In a significant development in the growth and geographic spread of ATIBT’s international membership network, it has signed up three South American forest management and timber organizations. They are ATIBT’s first members outside Central Africa and have also become partners in its international Fair&Precious tropical timber marketing and communication campaign.
One of the new members, Mil Madeiras Preciosas, based in Itocoatiara in the Brazilian state of Amazonas, is a subsidiary of the Swiss-based Precious Wood Group. ‘Mil’ was established in 1994 and has a mission to not just succeed as a timber business, but ‘through forest management in the Amazon, improving people’s quality of life through rational, sustainable use of natural resources. The mission statement says: “The group believes in raising awareness and through education, promoting knowledge in society about the value of responsible consumption of forest products”. In 1997, the company became ‘the first indigenous forest management company in Brazil to obtain FSC certification’. It also holds PEFC-accredited Cerflor certification. “We strongly support the intention of ATIBT to not only represent tropical timber from Africa but from other continents too. Thus, it was a logical consequence that Mil joined ATIBT when we heard it wants to expand its activities in Latin America” said Markus Pfannkuch, co-chief executive of Precious Woods.
The second new ATIBT member and F&P partner is Maderacre, which manages 220,000 hectares of natural forest in Tahuamanu, Madre de Dios, Peru, and supplies a range of timber and wood products to international markets. Its forest management has been FSC-certified since 2007 and is part of the Madre de Dios REDD project. Its plant in Iñapari produces decking, flooring, finger-jointed, and other dimensioned goods, and its species range from Cumaru and Jatoba to Ipe and Garapa. In total, it has identified more than 150 species of commercial interest in its concessions.
Maderacre’s commercial manager Jose Canchaya sees joining ATIBT as helping reinforce its message about the value of sustainable forest management. “It is a proven solution to fight against deforestation and climate change, but this is not well disseminated around the globe”, he said. “We think ATIBT can help us to make more people understand the best way to conserve the tropical forest is to use it in a responsible way and create formal jobs. We have been working in the Amazon for 21 years and have many studies and learned lessons that can help to spread the benefits of sustainable forest management. In the environmental services field, by now we have 15 years of experience developing carbon credit projects in a productive forest.” He added that Maderacre’s values also align with those of Fair&Precious. “Fair&Precious is gaining recognition as a label that promotes sustainable forest management beyond conservation. A thriving local community is at the centre of all its efforts. This is something we strongly promote as well and we would like to include the Amazon Rainforest in the brand’s scope and mission.” Further underlining the ATIBT’s focus on strengthening ties with South- and Central America is its engagement with projects to further develop the sustainable forest management of the Selva Maya Forest by indigenous and other community operations in northern Guatemala and the Yucatan Peninsula in Mexico.
The third South American ATIBT member is the Association of Wood Exporting Industries of the State of Pará (AIMEX). This association, founded in 1981, supports the link between public authorities and timber exporting companies.
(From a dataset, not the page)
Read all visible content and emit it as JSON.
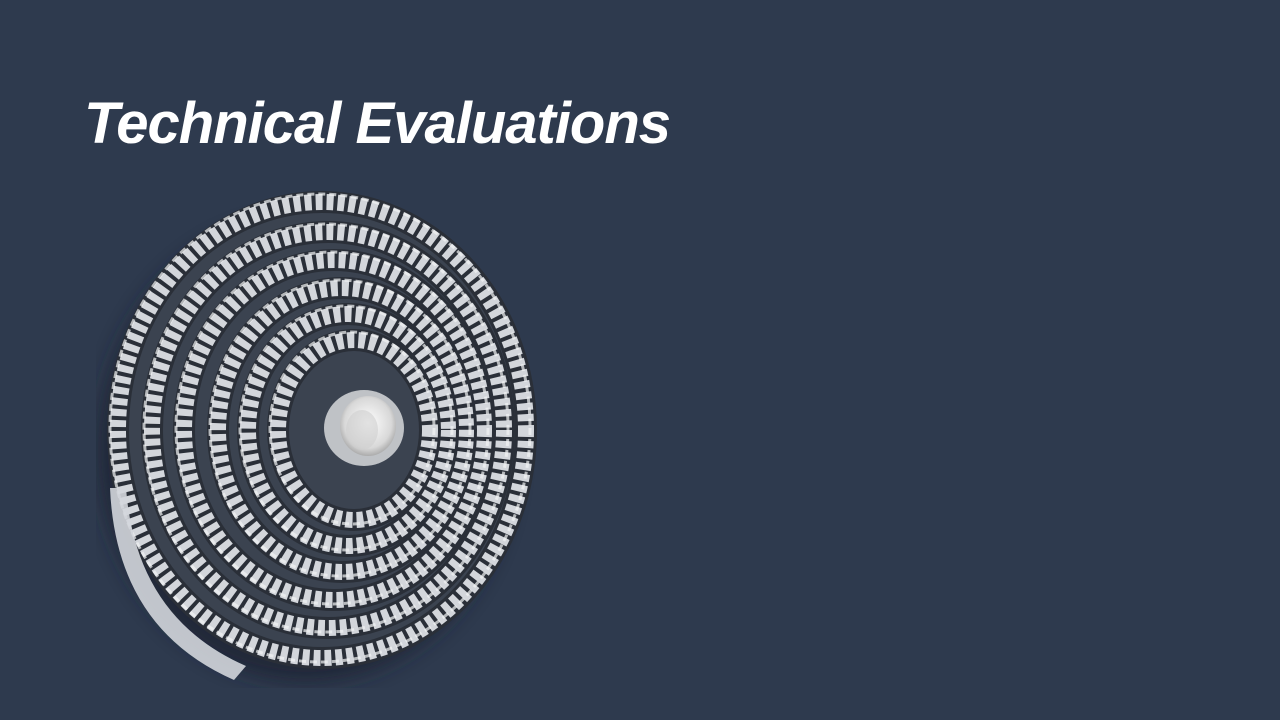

Currently, the association has 23 members. The objectives of AIMEX are fivefold: (1) To encourage the sustainable, rational and balanced exploitation of the forest through the autonomous forest management plan as a basic condition for the sustainability of the forest resource so that the wood-forest sector is a vector of sustainable development of the economy, (2) To associate the conservation of the vegetation cover and the benefits derived from it, with the generation of employment and income, contributing to a standard of living compatible with the natural wealth of the region, (3) To serve AIMEX members involved in the tropical timber trade, maintaining order, structure and ethics in the world market, (4) To promote the wood species of the State of Pará and to defend the interests of the forestry wood sector in public and private policy issues, (5) To provide products that meet the latest standards of sustainability and legality, complying with laws, such as those contained in the FLEGT (Forest Law Enforcement, Governance and Trade) and the European Timber Regulation (EUTR), as well as the standards established in commercial contracts.
Furthermore, the Rainforest Alliance has been involved in initiatives to secure rights of tenure and strengthen the technical capacity and sustainability of forest operations through certification in both countries. They claim to have now attained a level ‘to access more responsible markets and maintain sustainability’. Consequently this June it organised a trade mission ‘to find ways of improving the marketing of timber from Mexico’s certified community forests’. Among the participants were ATIBT and its members Probos and Precious Woods. They held ‘intense and constructive’ talks in Tulum, Mexico with representatives of community forest operations, called Ejidos, before spending several days visiting the Selva Maya forest in Mexico and Guatemala. Among the recommendations from the mission were the establishment of a regional forest and timber association and a marketing strategy around the Wood of Selva Maya.